The only inequality that bothers me is the inequality before the law. The people who are given special dispensation and special privilege and special exemption from regulations.
The other thing that bothers me is the societal equivalent of the literary darlings: people who are wafted up – usually by the political establishment, though they might be “businessmen” – to become post turtles, as in, no one knows how the turtle got on top of the post, it doesn’t know how it got there or what to do, and you can bet some damn fool put it up there.
Which again comes back to inequality of treatment.
That doesn’t bug me if it’s occasional – luck exists, and she’s no lady – but it disturbs living daylights out of me when it’s systematic and hinges on speaking brownnose to power.
It still doesn’t blight all my existence to know those people exist, mind. At most it makes me wish to fight for a fairer world, knowing it will never be perfectly fair.
But inequality? I sort of expect it. I take it as a demonstration that the world is working properly. Money is a stupid way to judge how people live, anyway, since some people live like kings on two cents and some people are poor on a fortune.
Why should I care that we’re not all equal? And why should the government care?
It doesn’t of course. It just sees a possibility – riding on the backs of those who hate the very idea of anyone doing better – to grab more power to itself. Because, again, money isn’t everything, and some people’s greed is for power, and those are ALL in government.
But there are people who do care. Their minds are foreign and strange. And others think they care, because the media has told us inequality is a bad thing over and over again (in service of a government power grab, of course.)
If you’re one of those, stop and think. Should you care if people aren’t equal? Equalite was never a call of the American revolution.
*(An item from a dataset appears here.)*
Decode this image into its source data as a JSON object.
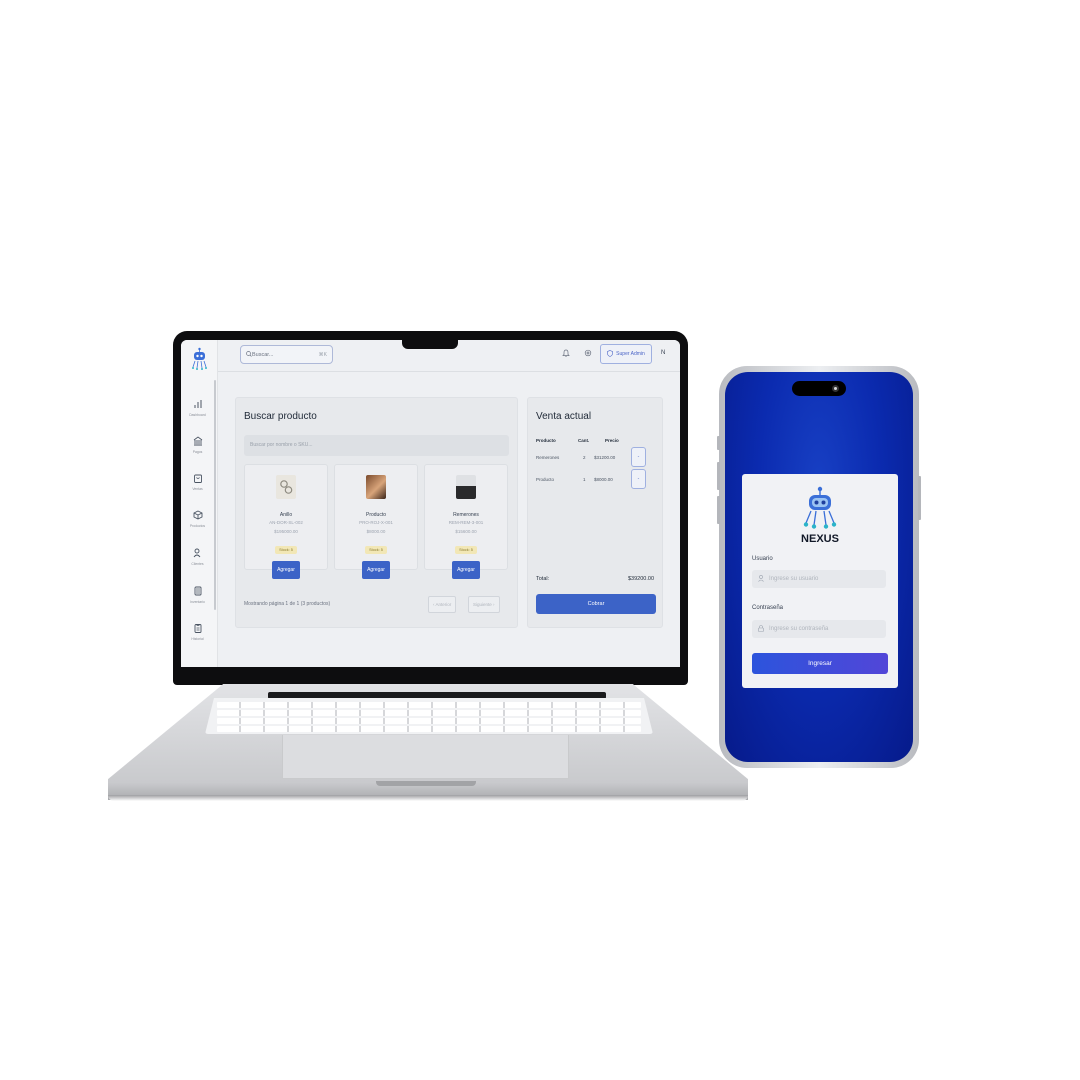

People were very unequal then, even people who fought for independence.
But they fought for the right to be equal in the one way that counted – under the law.
And it’s the only way that should count for us too.